══ Given data

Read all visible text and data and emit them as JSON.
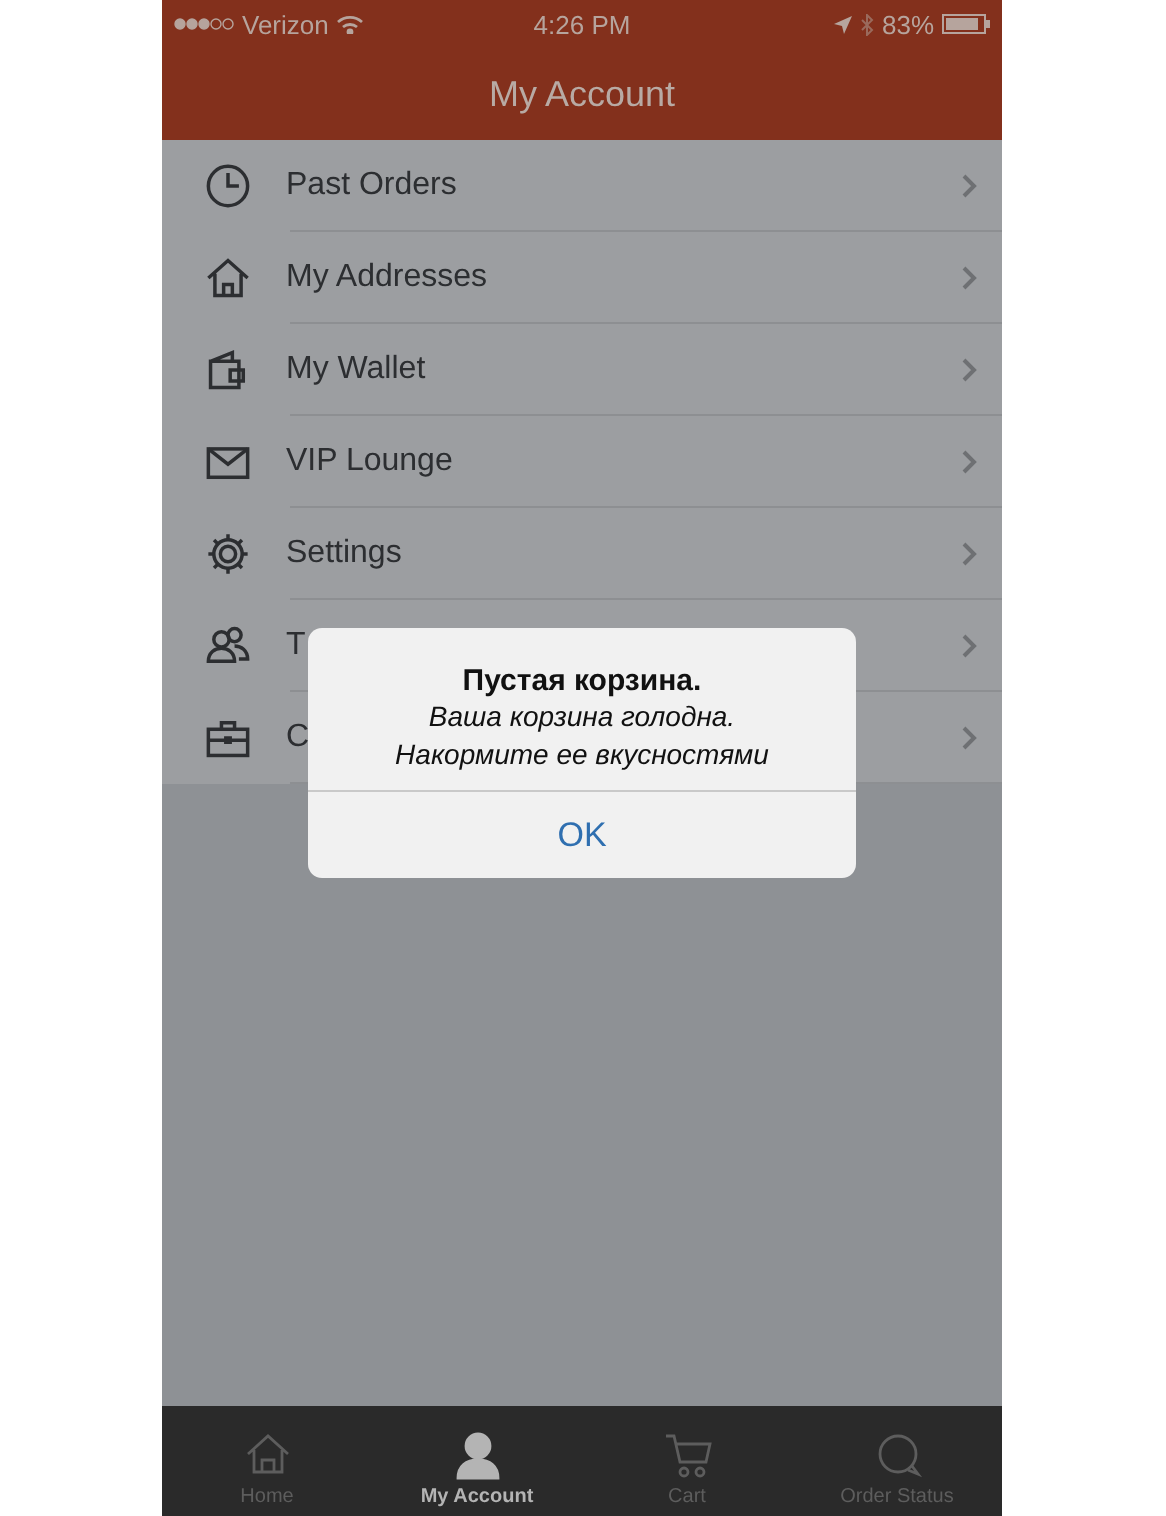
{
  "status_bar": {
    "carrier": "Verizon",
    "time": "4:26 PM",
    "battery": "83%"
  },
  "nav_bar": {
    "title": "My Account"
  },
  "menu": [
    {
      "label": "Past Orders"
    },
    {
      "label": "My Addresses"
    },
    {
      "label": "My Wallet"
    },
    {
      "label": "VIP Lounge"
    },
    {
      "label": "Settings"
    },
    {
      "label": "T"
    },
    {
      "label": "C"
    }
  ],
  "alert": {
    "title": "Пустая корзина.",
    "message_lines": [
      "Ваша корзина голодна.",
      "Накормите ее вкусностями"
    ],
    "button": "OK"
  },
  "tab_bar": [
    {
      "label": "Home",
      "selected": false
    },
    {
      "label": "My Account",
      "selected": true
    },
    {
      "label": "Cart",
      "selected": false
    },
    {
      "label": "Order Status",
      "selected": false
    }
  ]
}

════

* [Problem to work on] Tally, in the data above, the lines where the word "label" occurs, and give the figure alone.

* [Exercise response] 11